Per AARP, you may decide to do so through either a power of attorney or guardianship, among other options. The two arrangements have some critical fundamental differences, and the more you understand about each, the more likely you are to make an informed decision about what may work best for your mom or dad.
Powers of attorney
A power of attorney is a legal document that enables you to make certain decisions for your parent. Your parent must be of sound mind when signing a power of attorney, meaning they must understand that they are giving certain rights to someone else. Different powers of attorney exist. You may need one to help manage your mother or father’s finances, for example, or you may need a separate one to make healthcare decisions.
If your parent becomes incapacitated and never created a power of attorney, you may need to establish a guardianship to make decisions on his or her behalf. A guardianship involves your parent surrendering some of his or her rights, and the court must believe that your parent is no longer capable of managing his or her own affairs to approve a guardianship arrangement.

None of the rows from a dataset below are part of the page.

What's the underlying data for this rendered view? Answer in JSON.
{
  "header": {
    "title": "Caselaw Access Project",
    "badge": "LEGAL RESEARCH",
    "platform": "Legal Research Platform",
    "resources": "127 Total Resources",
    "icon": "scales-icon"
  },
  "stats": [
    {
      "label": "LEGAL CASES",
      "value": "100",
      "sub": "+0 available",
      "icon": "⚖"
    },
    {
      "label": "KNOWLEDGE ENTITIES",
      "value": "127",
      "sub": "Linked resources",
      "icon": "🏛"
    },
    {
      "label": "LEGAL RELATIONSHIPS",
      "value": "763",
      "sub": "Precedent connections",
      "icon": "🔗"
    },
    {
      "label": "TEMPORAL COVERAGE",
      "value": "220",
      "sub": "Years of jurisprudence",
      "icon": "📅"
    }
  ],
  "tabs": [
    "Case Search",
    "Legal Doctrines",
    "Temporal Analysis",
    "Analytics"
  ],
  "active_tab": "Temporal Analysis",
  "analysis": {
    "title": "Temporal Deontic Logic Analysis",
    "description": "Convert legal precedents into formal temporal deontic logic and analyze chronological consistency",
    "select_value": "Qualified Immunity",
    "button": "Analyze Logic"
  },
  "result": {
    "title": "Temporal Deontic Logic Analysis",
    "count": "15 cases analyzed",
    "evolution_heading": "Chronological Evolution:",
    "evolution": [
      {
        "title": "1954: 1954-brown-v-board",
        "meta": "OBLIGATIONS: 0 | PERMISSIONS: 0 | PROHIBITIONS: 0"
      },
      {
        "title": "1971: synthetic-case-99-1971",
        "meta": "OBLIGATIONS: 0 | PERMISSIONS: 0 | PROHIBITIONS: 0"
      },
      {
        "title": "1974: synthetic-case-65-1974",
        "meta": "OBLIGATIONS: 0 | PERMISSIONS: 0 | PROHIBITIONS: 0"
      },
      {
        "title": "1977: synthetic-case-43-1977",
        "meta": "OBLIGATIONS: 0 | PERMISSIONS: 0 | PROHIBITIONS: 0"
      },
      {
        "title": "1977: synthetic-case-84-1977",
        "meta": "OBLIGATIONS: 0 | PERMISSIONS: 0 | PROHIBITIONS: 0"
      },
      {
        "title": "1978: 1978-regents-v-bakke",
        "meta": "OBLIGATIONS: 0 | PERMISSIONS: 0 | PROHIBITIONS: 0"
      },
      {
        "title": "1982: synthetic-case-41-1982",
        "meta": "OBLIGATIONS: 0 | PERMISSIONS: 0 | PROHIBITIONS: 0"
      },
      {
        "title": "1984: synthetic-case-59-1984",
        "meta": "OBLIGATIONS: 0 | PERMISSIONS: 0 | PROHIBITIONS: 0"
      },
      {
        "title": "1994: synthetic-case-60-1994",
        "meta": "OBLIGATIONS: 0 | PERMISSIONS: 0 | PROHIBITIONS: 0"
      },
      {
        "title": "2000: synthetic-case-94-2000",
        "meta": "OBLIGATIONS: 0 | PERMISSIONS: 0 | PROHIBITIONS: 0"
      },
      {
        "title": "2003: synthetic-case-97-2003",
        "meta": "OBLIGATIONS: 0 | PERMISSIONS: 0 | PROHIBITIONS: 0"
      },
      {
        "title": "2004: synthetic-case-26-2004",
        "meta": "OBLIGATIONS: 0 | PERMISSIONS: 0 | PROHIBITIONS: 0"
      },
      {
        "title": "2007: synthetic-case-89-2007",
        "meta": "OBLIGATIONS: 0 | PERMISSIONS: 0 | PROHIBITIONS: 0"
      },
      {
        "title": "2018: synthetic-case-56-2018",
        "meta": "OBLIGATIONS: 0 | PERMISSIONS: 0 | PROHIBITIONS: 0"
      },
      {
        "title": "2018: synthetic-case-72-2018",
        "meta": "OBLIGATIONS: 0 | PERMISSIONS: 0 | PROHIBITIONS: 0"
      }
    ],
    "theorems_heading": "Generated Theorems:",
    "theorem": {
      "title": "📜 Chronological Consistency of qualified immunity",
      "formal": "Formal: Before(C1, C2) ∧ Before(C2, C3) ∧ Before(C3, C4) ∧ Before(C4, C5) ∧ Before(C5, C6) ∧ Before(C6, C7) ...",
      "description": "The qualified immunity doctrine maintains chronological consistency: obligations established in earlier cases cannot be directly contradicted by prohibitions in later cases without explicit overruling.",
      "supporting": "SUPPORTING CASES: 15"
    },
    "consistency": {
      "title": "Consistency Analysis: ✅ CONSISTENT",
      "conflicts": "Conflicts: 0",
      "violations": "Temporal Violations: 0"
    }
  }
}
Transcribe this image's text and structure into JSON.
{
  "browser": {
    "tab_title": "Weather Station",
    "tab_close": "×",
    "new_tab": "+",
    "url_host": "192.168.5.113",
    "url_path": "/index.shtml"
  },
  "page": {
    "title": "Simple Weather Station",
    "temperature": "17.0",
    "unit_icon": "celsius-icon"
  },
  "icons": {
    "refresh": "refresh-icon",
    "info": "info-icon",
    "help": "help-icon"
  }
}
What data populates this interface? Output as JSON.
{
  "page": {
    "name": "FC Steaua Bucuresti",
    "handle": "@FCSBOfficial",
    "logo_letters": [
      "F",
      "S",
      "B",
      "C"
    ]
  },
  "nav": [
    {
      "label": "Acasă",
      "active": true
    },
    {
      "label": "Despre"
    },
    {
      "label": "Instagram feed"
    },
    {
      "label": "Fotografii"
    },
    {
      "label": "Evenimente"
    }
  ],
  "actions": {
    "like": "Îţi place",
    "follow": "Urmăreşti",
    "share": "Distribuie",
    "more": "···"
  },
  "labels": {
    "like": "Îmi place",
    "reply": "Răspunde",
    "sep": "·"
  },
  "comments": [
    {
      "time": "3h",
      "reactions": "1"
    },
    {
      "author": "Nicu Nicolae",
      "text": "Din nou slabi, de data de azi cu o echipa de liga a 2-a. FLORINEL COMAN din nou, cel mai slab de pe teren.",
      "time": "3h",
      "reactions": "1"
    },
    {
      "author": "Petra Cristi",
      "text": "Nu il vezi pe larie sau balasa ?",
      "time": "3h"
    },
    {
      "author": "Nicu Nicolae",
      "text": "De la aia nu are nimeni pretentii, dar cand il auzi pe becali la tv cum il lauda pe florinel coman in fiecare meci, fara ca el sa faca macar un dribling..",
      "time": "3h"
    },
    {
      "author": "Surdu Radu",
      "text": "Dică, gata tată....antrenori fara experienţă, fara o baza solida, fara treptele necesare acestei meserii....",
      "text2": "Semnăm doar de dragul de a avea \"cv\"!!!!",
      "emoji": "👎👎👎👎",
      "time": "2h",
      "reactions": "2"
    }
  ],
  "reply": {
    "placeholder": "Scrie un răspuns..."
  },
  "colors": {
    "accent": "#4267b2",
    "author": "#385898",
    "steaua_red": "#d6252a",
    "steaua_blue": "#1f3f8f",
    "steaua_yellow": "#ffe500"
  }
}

When it comes time to step in and assist your parents with their decisions, it is essential to talk to a qualified professional. A skilled attorney can help you come up with an enforceable agreement to help your aging parents.